People might be surprised by: Who Killed the Curate? - Joan Coggin

I will never be:  Behind the Sequins - Shirley Ballas

My fantasy Job is: The Left-handed Booksellers of London - Garth Nix

At the end of a long day I need: The Pleasure of Reading - ed. Antonia Fraser

I hate being: Rotten to the Core - T.E. Kinsey

I wish I had: A Year of Living Simply - Kate Humble

My family reunions are: A Scream In Soho - John Brandon

At a party you’d find me (saying): I'm Sorry I'm Late, I Didn't Want to Come - Jessica Pan

I’ve never been to: The Bright Edge of the World - Eowyn Ivey

A happy day includes:  Red Sauce, Brown Sauce - Felicity Cloake

Motto I live by: Sea of Tranquility - Emily St. John Mandel

On my bucket list is: The Pavilion in the Clouds - A. McCall-Smith

In my next life, I want to have: A Ship of Magic - Robin Hobb

Would love to see other people's answers! 

Wednesday 3 January 2024

Best non-fiction, 2023.

So, just twenty two non-fiction books read last year but there were some really good books amongst those so I thought I would do a separate post to talk about a few of them.

First, I must apologise for being a bit AWOL in commenting on posts for a couple of days. I took a tumble in the kitchen and knocked my head quite badly, so took a day or two to be quiet and get over it. I'm fine now but my head still has a nice lump and I have a really impressive black eye! Not a great start to 2024. 

So, books. In 2023 I read a few less non-fiction books than other years but those I did read were excellent and very memorable. These are a few of the best:

La Vie: A Year in Rural France by John Lewis-Stempel is what it says on the tin - a recounting of the author's move to France and how he settled in, started a garden and got to know the locals in the village. The writing was 'sublime' and I absolutely loved this short little book.

The Hunt for Mount Everest by Craig Storti is a historical account of the discovery of Mount Everest. I say 'discovery'... the locals always knew it was there, obviously, but it was a bit of a myth to western explorers and even when its existance was confirmed the Dalai Llama managed to keep the world at bay for many more years.
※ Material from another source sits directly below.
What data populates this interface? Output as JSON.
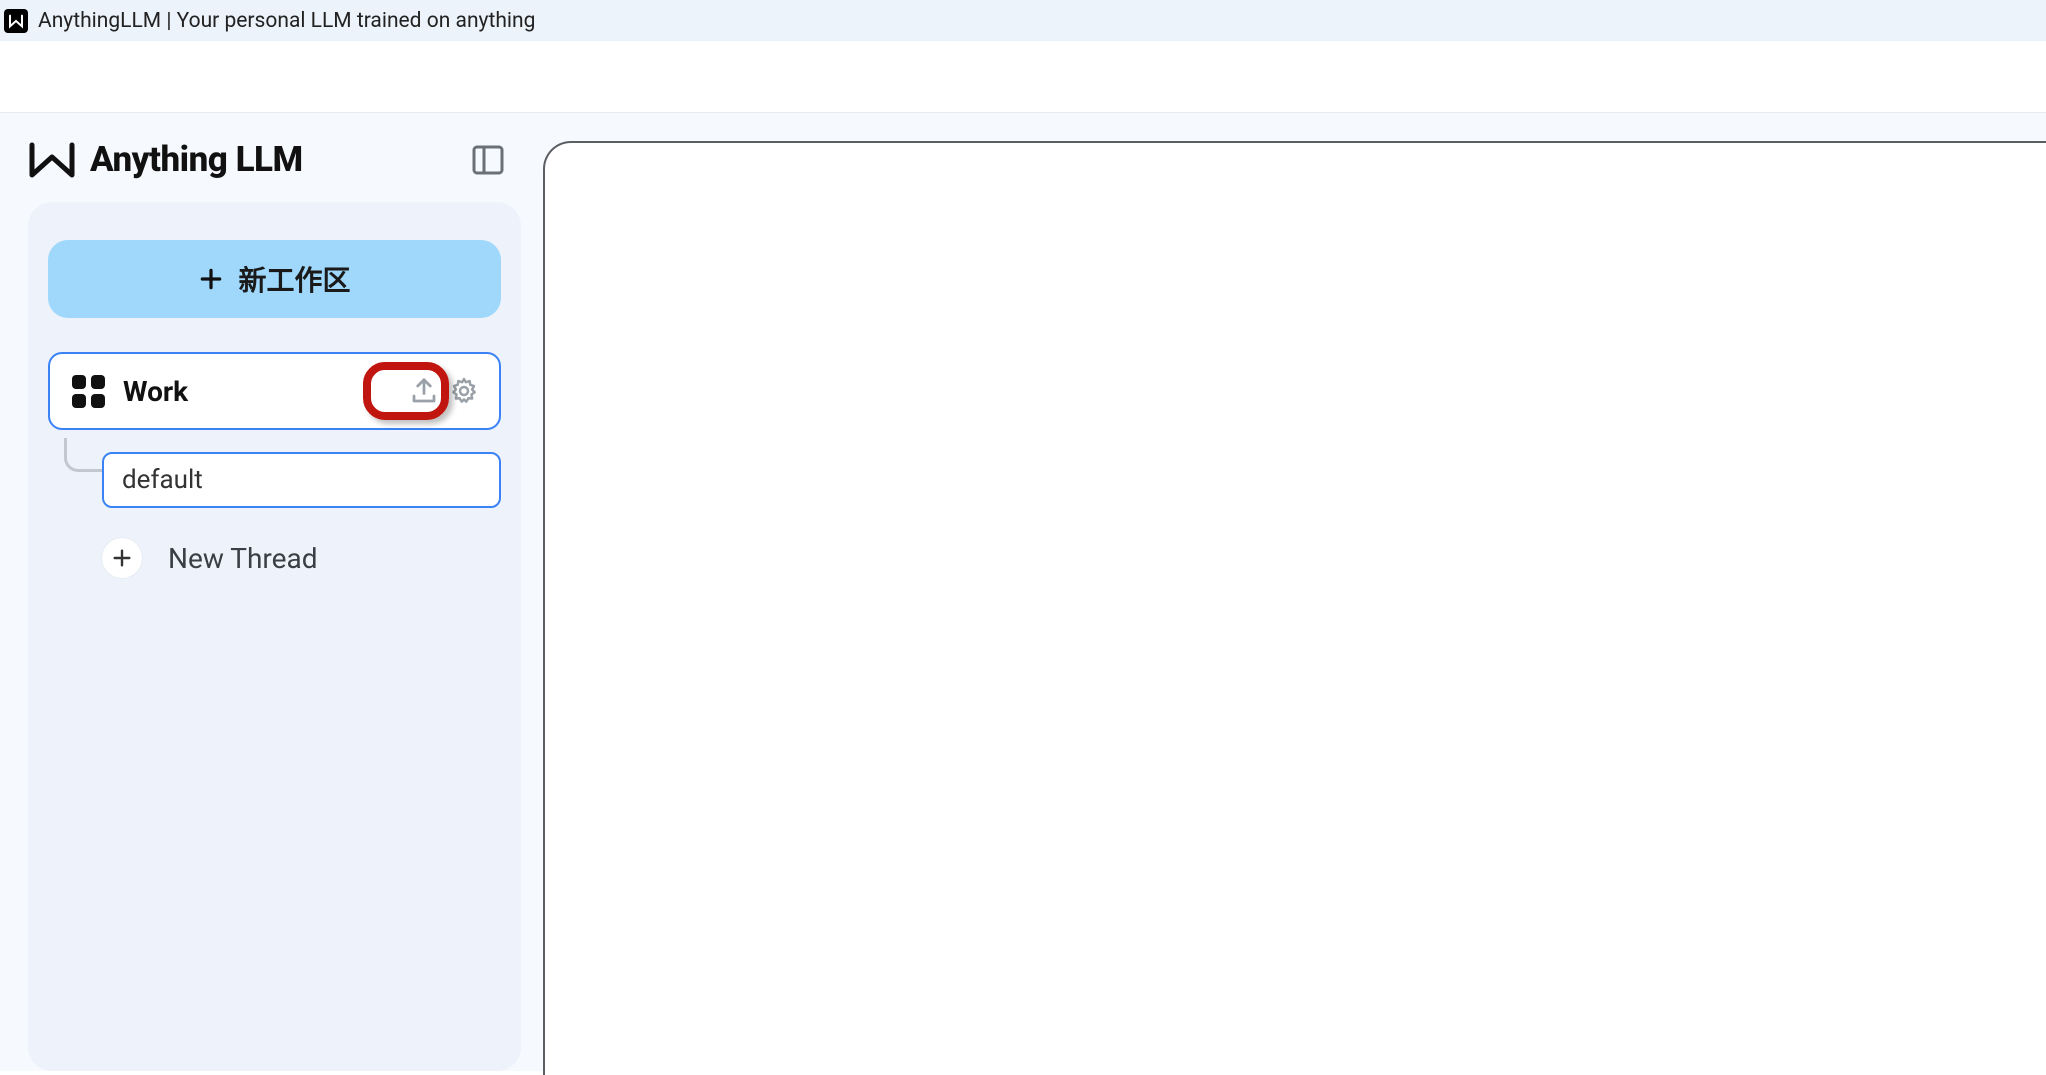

Lots of interesting political history in this one and I do love books about climbing and how it emmerged as a serious 'thing' amongst Europeans.

Jane Austen: A Life by Claire Tomalin is self explanatory. I didn't review this but that doesn't mean I didn't think it was absolutely superb. I learnt so much and want to read more biographical works about Austen and her works now. I have Lucy Worsley's book to start me off, hopefully get to that this year. 
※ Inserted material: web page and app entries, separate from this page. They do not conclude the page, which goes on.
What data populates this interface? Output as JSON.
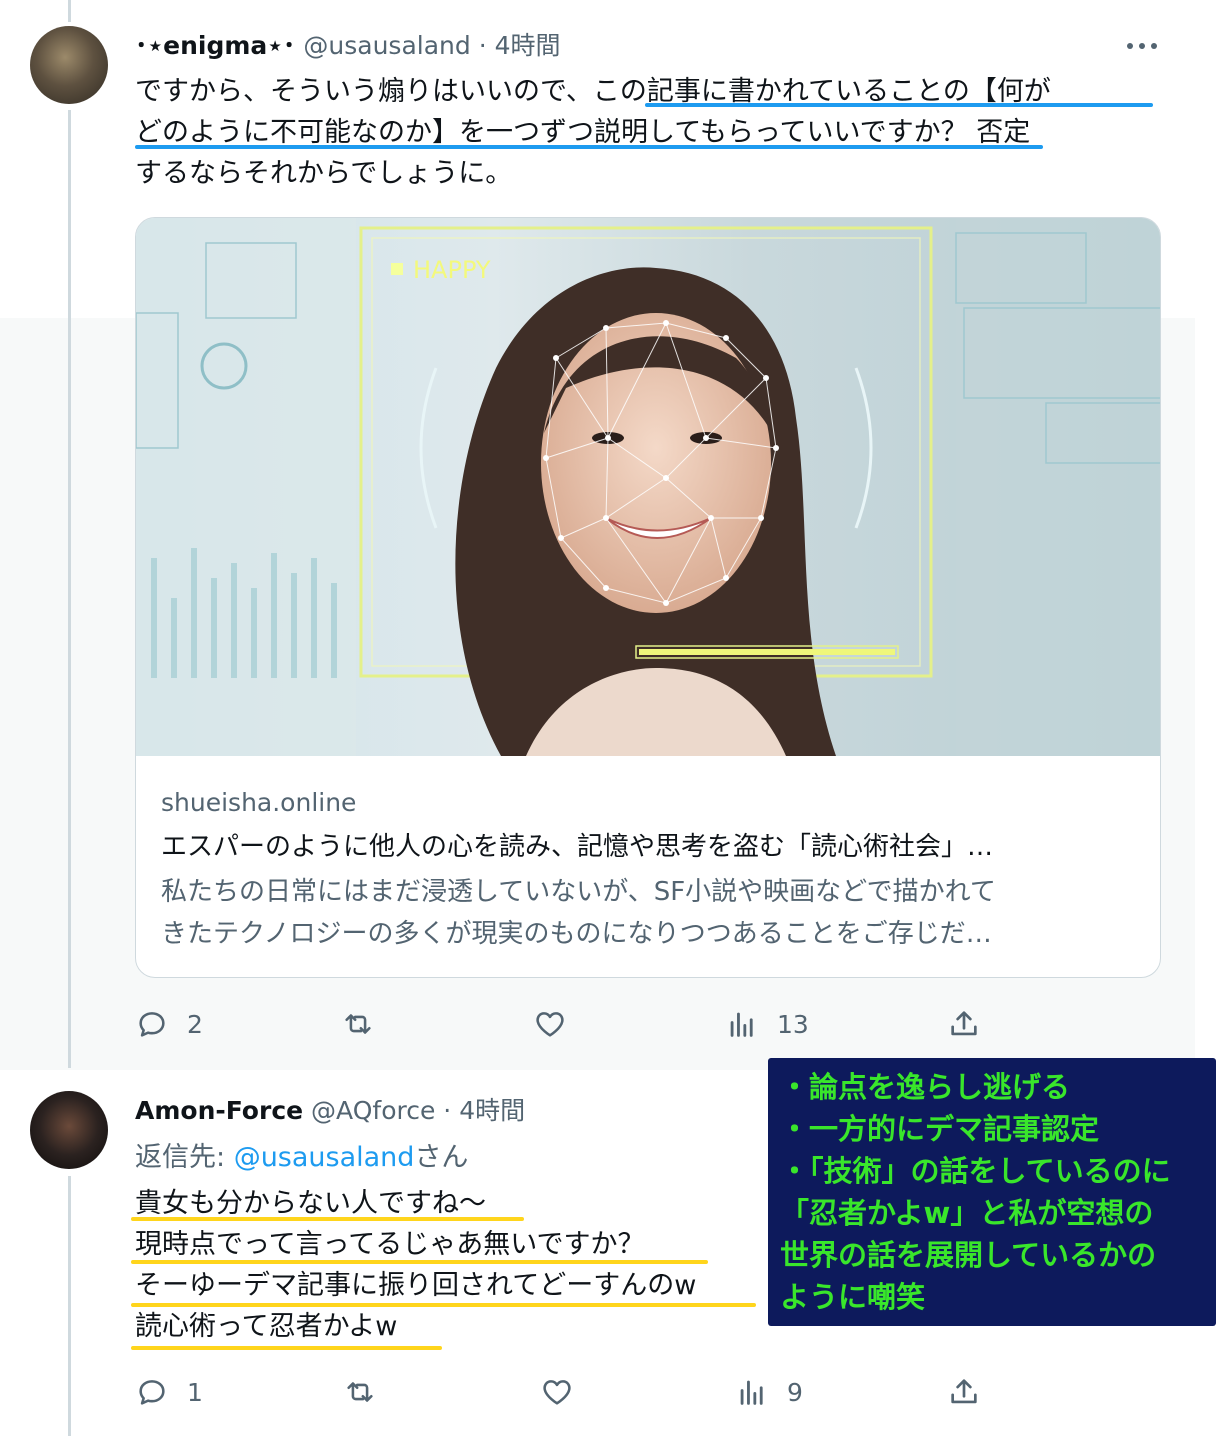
{
  "tweet1": {
    "name": "･⋆enigma⋆･",
    "handle": "@usausaland",
    "time": "4時間",
    "text_lines": [
      "ですから、そういう煽りはいいので、この記事に書かれていることの【何が",
      "どのように不可能なのか】を一つずつ説明してもらっていいですか？ 否定",
      "するならそれからでしょうに。"
    ],
    "card": {
      "image_overlay_label": "HAPPY",
      "domain": "shueisha.online",
      "title": "エスパーのように他人の心を読み、記憶や思考を盗む「読心術社会」…",
      "description_lines": [
        "私たちの日常にはまだ浸透していないが、SF小説や映画などで描かれて",
        "きたテクノロジーの多くが現実のものになりつつあることをご存じだ…"
      ]
    },
    "actions": {
      "replies": "2",
      "retweets": "",
      "likes": "",
      "views": "13"
    }
  },
  "tweet2": {
    "name": "Amon-Force",
    "handle": "@AQforce",
    "time": "4時間",
    "reply_prefix": "返信先: ",
    "reply_mention": "@usausaland",
    "reply_suffix": "さん",
    "text_lines": [
      "貴女も分からない人ですね～",
      "現時点でって言ってるじゃあ無いですか？",
      "そーゆーデマ記事に振り回されてどーすんのw",
      "読心術って忍者かよw"
    ],
    "actions": {
      "replies": "1",
      "retweets": "",
      "likes": "",
      "views": "9"
    }
  },
  "annotation": {
    "lines": [
      "・論点を逸らし逃げる",
      "・一方的にデマ記事認定",
      "・「技術」の話をしているのに",
      "「忍者かよw」と私が空想の",
      "世界の話を展開しているかの",
      "ように嘲笑"
    ]
  },
  "colors": {
    "link_blue": "#1d9bf0",
    "underline_yellow": "#ffd51c",
    "note_bg": "#0d1a5c",
    "note_text": "#39e62b",
    "secondary_text": "#536471"
  }
}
The Accidental Detectorist by Nigel Richardson was such a fun, enjoyable read. Quirky and bonkers in places but also a lot of history and information about the various buried hoards that have been found all around the UK. Plus, you know, 'mad' people. (My favourite sort.) LOL! Highly recommended.


Outlandish by Nick Hunt. The authour considers the various landscape anomalies that exist in several European countries and goes to look at and experience them. I still think about this book, it was outstanding quite honestly, 'beautifully' written and so informative and full of atmosphere. Absolutely loved it and hope to read his, Walking the Woods and the Water this year. 


Along the Enchanted Way by William Blacker. This is another book I'm still thinking about. The author goes to live in the Maramures region of northern Romania, a region that has not changed in centuries. He's practically adopted by the community he lives with and also gets to know the local gypsy population too. I don't know when I've ever read a book with a more intense sense of place: forests, villages, wintery landscapes, it was like moving back to the middle ages. Wonderful. 

So that's just six of my favourite non-fiction books for 2023. It's a cracking year when I can pick out six superb books like this and could easily have included a handful more.

Some honorable mentions. Two books by Kate Humble, A Year of Living Simply and Home Cooked, both gorgeous. Bringing in the Sheaves by The Reverand Richard Coles charts the life of a well known TV Vicar - enjoyed it a lot. A Spoonful of Sugar by Brenda Ashford - nannying during WW2. 50 Shades of the USA by Anna McNuff - cycling across the 50 states of the USA. I could go on and on, it's been a stellar year for me for non-fiction. Let's hope 2024 is equally as good.